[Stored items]
☆ ☆ ☆ ☆ ☆

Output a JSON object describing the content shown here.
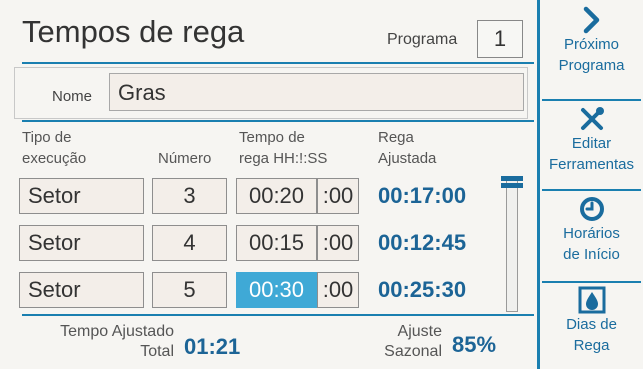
{
  "header": {
    "title": "Tempos de rega",
    "program_label": "Programa",
    "program_value": "1"
  },
  "name_row": {
    "label": "Nome",
    "value": "Gras"
  },
  "columns": {
    "type": [
      "Tipo de",
      "execução"
    ],
    "number": "Número",
    "time": [
      "Tempo de",
      "rega HH:!:SS"
    ],
    "adjusted": [
      "Rega",
      "Ajustada"
    ]
  },
  "rows": [
    {
      "type": "Setor",
      "number": "3",
      "hhmm": "00:20",
      "ss": ":00",
      "adjusted": "00:17:00",
      "selected": false
    },
    {
      "type": "Setor",
      "number": "4",
      "hhmm": "00:15",
      "ss": ":00",
      "adjusted": "00:12:45",
      "selected": false
    },
    {
      "type": "Setor",
      "number": "5",
      "hhmm": "00:30",
      "ss": ":00",
      "adjusted": "00:25:30",
      "selected": true
    }
  ],
  "footer": {
    "total_label": [
      "Tempo Ajustado",
      "Total"
    ],
    "total_value": "01:21",
    "seasonal_label": [
      "Ajuste",
      "Sazonal"
    ],
    "seasonal_value": "85%"
  },
  "scroll": {
    "position": 0
  },
  "sidebar": [
    {
      "icon": "chevron-right-icon",
      "lines": [
        "Próximo",
        "Programa"
      ]
    },
    {
      "icon": "tools-icon",
      "lines": [
        "Editar",
        "Ferramentas"
      ]
    },
    {
      "icon": "clock-icon",
      "lines": [
        "Horários",
        "de Início"
      ]
    },
    {
      "icon": "water-drop-icon",
      "lines": [
        "Dias de",
        "Rega"
      ]
    }
  ],
  "colors": {
    "accent": "#1a7fb0",
    "value": "#1c6496",
    "selected": "#3fa9d6",
    "field": "#f3eee9"
  }
}
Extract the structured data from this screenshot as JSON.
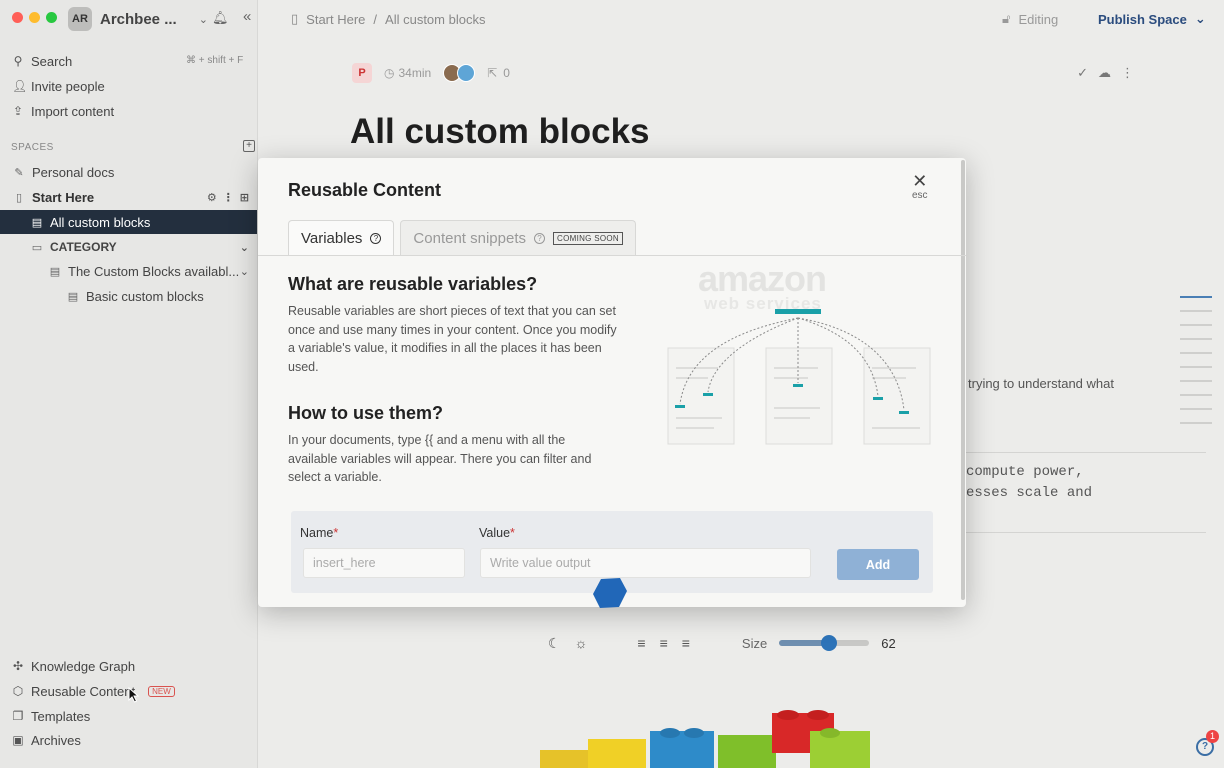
{
  "workspace": {
    "avatar": "AR",
    "name": "Archbee ..."
  },
  "sidebar": {
    "search": {
      "label": "Search",
      "shortcut": "⌘ + shift + F"
    },
    "invite": "Invite people",
    "import": "Import content",
    "spaces_label": "SPACES",
    "tree": [
      {
        "label": "Personal docs"
      },
      {
        "label": "Start Here"
      },
      {
        "label": "All custom blocks"
      },
      {
        "label": "CATEGORY"
      },
      {
        "label": "The Custom Blocks availabl..."
      },
      {
        "label": "Basic custom blocks"
      }
    ],
    "bottom": {
      "graph": "Knowledge Graph",
      "reusable": "Reusable Content",
      "reusable_badge": "NEW",
      "templates": "Templates",
      "archives": "Archives"
    }
  },
  "topbar": {
    "breadcrumb_space": "Start Here",
    "breadcrumb_sep": "/",
    "breadcrumb_page": "All custom blocks",
    "editing": "Editing",
    "publish": "Publish Space"
  },
  "meta": {
    "badge": "P",
    "read_time": "34min",
    "mentions": "0"
  },
  "document": {
    "title": "All custom blocks",
    "partial_text": "trying to understand what",
    "code_line1": "compute power,",
    "code_line2": "esses scale and"
  },
  "controls": {
    "size_label": "Size",
    "size_value": "62",
    "size_fraction": 0.55
  },
  "help": {
    "badge": "1"
  },
  "modal": {
    "title": "Reusable Content",
    "close_label": "esc",
    "tabs": [
      {
        "label": "Variables"
      },
      {
        "label": "Content snippets",
        "badge": "COMING SOON"
      }
    ],
    "section1_title": "What are reusable variables?",
    "section1_text": "Reusable variables are short pieces of text that you can set once and use many times in your content. Once you modify a variable's value, it modifies in all the places it has been used.",
    "section2_title": "How to use them?",
    "section2_text": "In your documents, type {{ and a menu with all the available variables will appear. There you can filter and select a variable.",
    "illustration": {
      "logo_main": "amazon",
      "logo_sub": "web services"
    },
    "form": {
      "name_label": "Name",
      "name_placeholder": "insert_here",
      "value_label": "Value",
      "value_placeholder": "Write value output",
      "required_mark": "*",
      "add_label": "Add"
    }
  },
  "colors": {
    "active_row": "#232f3e",
    "accent_blue": "#2d73b8",
    "add_button": "#8fb1d6",
    "teal_node": "#1aa0a8"
  }
}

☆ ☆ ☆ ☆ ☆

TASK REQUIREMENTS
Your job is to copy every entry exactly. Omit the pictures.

RESULT
Output a JSON object describing the content shown here.
{
  "header": {
    "title": "Tempos de rega",
    "program_label": "Programa",
    "program_value": "1"
  },
  "name_row": {
    "label": "Nome",
    "value": "Gras"
  },
  "columns": {
    "type": [
      "Tipo de",
      "execução"
    ],
    "number": "Número",
    "time": [
      "Tempo de",
      "rega HH:!:SS"
    ],
    "adjusted": [
      "Rega",
      "Ajustada"
    ]
  },
  "rows": [
    {
      "type": "Setor",
      "number": "3",
      "hhmm": "00:20",
      "ss": ":00",
      "adjusted": "00:17:00",
      "selected": false
    },
    {
      "type": "Setor",
      "number": "4",
      "hhmm": "00:15",
      "ss": ":00",
      "adjusted": "00:12:45",
      "selected": false
    },
    {
      "type": "Setor",
      "number": "5",
      "hhmm": "00:30",
      "ss": ":00",
      "adjusted": "00:25:30",
      "selected": true
    }
  ],
  "footer": {
    "total_label": [
      "Tempo Ajustado",
      "Total"
    ],
    "total_value": "01:21",
    "seasonal_label": [
      "Ajuste",
      "Sazonal"
    ],
    "seasonal_value": "85%"
  },
  "scroll": {
    "position": 0
  },
  "sidebar": [
    {
      "icon": "chevron-right-icon",
      "lines": [
        "Próximo",
        "Programa"
      ]
    },
    {
      "icon": "tools-icon",
      "lines": [
        "Editar",
        "Ferramentas"
      ]
    },
    {
      "icon": "clock-icon",
      "lines": [
        "Horários",
        "de Início"
      ]
    },
    {
      "icon": "water-drop-icon",
      "lines": [
        "Dias de",
        "Rega"
      ]
    }
  ],
  "colors": {
    "accent": "#1a7fb0",
    "value": "#1c6496",
    "selected": "#3fa9d6",
    "field": "#f3eee9"
  }
}
Extract the structured data from this screenshot as JSON.
{
  "workspace": {
    "avatar": "AR",
    "name": "Archbee ..."
  },
  "sidebar": {
    "search": {
      "label": "Search",
      "shortcut": "⌘ + shift + F"
    },
    "invite": "Invite people",
    "import": "Import content",
    "spaces_label": "SPACES",
    "tree": [
      {
        "label": "Personal docs"
      },
      {
        "label": "Start Here"
      },
      {
        "label": "All custom blocks"
      },
      {
        "label": "CATEGORY"
      },
      {
        "label": "The Custom Blocks availabl..."
      },
      {
        "label": "Basic custom blocks"
      }
    ],
    "bottom": {
      "graph": "Knowledge Graph",
      "reusable": "Reusable Content",
      "reusable_badge": "NEW",
      "templates": "Templates",
      "archives": "Archives"
    }
  },
  "topbar": {
    "breadcrumb_space": "Start Here",
    "breadcrumb_sep": "/",
    "breadcrumb_page": "All custom blocks",
    "editing": "Editing",
    "publish": "Publish Space"
  },
  "meta": {
    "badge": "P",
    "read_time": "34min",
    "mentions": "0"
  },
  "document": {
    "title": "All custom blocks",
    "partial_text": "trying to understand what",
    "code_line1": "compute power,",
    "code_line2": "esses scale and"
  },
  "controls": {
    "size_label": "Size",
    "size_value": "62",
    "size_fraction": 0.55
  },
  "help": {
    "badge": "1"
  },
  "modal": {
    "title": "Reusable Content",
    "close_label": "esc",
    "tabs": [
      {
        "label": "Variables"
      },
      {
        "label": "Content snippets",
        "badge": "COMING SOON"
      }
    ],
    "section1_title": "What are reusable variables?",
    "section1_text": "Reusable variables are short pieces of text that you can set once and use many times in your content. Once you modify a variable's value, it modifies in all the places it has been used.",
    "section2_title": "How to use them?",
    "section2_text": "In your documents, type {{ and a menu with all the available variables will appear. There you can filter and select a variable.",
    "illustration": {
      "logo_main": "amazon",
      "logo_sub": "web services"
    },
    "form": {
      "name_label": "Name",
      "name_placeholder": "insert_here",
      "value_label": "Value",
      "value_placeholder": "Write value output",
      "required_mark": "*",
      "add_label": "Add"
    }
  },
  "colors": {
    "active_row": "#232f3e",
    "accent_blue": "#2d73b8",
    "add_button": "#8fb1d6",
    "teal_node": "#1aa0a8"
  }
}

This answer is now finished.